● AIM OF THE EXERCISE
Every line below that contains "last" is to be copied.

(Entries from a dataset of interfaces)
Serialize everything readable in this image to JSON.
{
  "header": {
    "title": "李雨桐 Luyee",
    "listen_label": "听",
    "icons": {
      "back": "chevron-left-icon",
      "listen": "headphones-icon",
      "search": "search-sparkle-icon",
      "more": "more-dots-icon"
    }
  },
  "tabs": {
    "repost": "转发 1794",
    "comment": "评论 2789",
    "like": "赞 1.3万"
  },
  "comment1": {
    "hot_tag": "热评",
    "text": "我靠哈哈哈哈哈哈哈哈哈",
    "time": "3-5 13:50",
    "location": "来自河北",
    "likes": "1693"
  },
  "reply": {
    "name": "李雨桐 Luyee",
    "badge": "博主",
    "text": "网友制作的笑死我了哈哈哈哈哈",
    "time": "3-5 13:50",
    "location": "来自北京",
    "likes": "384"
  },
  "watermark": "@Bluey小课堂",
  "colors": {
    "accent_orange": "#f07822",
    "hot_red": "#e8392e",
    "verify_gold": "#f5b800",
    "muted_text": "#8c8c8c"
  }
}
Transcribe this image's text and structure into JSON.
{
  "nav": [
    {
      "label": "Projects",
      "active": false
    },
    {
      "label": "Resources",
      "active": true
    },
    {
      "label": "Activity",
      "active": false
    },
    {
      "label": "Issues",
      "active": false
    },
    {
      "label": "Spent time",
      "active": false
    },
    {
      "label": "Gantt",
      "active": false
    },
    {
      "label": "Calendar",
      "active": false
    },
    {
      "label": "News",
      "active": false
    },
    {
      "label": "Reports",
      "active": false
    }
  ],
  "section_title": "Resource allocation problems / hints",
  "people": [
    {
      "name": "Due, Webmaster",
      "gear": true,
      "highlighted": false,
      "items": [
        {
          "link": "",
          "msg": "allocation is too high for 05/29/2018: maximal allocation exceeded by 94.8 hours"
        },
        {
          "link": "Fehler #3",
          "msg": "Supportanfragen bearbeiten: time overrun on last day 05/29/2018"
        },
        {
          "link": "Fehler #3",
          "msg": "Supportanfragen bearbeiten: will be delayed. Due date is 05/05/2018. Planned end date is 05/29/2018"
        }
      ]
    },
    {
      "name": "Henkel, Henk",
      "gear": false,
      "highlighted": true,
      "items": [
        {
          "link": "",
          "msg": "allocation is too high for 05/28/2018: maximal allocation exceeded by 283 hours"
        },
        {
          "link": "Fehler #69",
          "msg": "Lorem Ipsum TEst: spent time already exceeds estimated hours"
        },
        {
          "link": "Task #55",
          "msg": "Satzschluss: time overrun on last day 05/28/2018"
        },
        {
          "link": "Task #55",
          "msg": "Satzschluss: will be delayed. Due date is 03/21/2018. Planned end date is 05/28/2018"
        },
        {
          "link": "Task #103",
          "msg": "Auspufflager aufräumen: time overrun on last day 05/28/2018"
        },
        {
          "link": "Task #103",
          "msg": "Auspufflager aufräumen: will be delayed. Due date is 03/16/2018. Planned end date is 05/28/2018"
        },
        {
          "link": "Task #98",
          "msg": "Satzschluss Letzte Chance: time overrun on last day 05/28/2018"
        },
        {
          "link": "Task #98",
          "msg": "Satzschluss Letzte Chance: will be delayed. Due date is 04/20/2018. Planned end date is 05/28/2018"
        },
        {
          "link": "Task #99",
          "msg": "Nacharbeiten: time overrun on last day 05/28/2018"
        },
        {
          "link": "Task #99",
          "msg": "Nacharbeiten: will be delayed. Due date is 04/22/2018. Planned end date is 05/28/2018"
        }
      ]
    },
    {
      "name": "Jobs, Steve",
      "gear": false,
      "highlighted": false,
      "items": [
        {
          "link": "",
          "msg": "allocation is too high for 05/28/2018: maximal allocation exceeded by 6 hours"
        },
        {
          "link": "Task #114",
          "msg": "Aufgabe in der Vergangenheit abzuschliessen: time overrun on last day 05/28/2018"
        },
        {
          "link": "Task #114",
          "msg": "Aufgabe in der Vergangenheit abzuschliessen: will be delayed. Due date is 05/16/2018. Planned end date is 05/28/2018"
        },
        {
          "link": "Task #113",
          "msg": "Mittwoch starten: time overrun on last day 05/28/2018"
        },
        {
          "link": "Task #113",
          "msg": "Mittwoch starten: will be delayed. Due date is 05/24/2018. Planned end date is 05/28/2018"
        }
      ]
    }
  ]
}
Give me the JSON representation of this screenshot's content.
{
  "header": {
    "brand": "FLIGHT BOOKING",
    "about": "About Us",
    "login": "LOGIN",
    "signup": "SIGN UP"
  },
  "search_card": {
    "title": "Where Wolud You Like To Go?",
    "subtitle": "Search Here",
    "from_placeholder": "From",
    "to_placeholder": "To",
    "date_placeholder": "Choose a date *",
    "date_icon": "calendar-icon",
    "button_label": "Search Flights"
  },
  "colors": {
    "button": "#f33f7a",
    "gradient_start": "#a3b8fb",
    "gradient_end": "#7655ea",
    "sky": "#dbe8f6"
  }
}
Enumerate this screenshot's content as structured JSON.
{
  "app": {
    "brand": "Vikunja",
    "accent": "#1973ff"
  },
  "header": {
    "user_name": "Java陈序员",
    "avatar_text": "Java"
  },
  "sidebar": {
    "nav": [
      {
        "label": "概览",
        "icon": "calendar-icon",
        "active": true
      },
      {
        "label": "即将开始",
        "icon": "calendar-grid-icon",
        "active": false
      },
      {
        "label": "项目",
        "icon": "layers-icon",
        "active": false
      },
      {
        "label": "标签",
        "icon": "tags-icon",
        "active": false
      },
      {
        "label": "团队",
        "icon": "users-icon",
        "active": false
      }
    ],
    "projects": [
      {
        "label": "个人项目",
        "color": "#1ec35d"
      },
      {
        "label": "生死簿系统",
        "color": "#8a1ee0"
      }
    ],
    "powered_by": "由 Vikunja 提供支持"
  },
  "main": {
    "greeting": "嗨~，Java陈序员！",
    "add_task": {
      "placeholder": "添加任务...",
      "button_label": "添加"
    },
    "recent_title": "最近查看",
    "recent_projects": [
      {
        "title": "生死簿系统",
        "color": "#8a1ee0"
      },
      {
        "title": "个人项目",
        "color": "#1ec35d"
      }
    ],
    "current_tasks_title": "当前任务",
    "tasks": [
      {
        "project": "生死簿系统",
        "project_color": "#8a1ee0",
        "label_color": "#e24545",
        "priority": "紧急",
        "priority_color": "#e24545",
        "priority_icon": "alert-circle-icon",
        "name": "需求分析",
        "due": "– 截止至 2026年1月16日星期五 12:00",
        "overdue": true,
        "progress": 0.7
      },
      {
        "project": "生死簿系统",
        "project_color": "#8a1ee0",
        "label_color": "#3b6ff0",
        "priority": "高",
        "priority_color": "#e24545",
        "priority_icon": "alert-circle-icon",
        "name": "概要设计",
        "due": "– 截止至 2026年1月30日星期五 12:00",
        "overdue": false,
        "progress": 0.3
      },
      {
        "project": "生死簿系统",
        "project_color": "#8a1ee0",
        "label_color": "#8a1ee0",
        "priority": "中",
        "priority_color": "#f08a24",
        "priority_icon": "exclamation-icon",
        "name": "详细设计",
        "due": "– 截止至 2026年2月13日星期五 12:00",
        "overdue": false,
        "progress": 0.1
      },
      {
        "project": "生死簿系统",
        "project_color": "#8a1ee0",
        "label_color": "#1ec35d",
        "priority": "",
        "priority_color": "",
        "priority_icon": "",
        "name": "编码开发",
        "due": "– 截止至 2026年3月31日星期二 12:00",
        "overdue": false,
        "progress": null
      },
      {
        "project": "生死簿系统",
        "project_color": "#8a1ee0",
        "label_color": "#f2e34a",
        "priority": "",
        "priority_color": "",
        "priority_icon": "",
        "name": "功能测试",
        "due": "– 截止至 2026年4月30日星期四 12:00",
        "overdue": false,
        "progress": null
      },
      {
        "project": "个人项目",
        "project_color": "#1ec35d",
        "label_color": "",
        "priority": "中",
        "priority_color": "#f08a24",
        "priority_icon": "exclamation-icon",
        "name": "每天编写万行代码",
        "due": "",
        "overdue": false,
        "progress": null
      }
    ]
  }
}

● ANSWER AREA
          "msg": "Supportanfragen bearbeiten: time overrun on last day 05/29/2018"
          "msg": "Satzschluss: time overrun on last day 05/28/2018"
          "msg": "Auspufflager aufräumen: time overrun on last day 05/28/2018"
          "msg": "Satzschluss Letzte Chance: time overrun on last day 05/28/2018"
          "msg": "Nacharbeiten: time overrun on last day 05/28/2018"
          "msg": "Aufgabe in der Vergangenheit abzuschliessen: time overrun on last day 05/28/2018"
          "msg": "Mittwoch starten: time overrun on last day 05/28/2018"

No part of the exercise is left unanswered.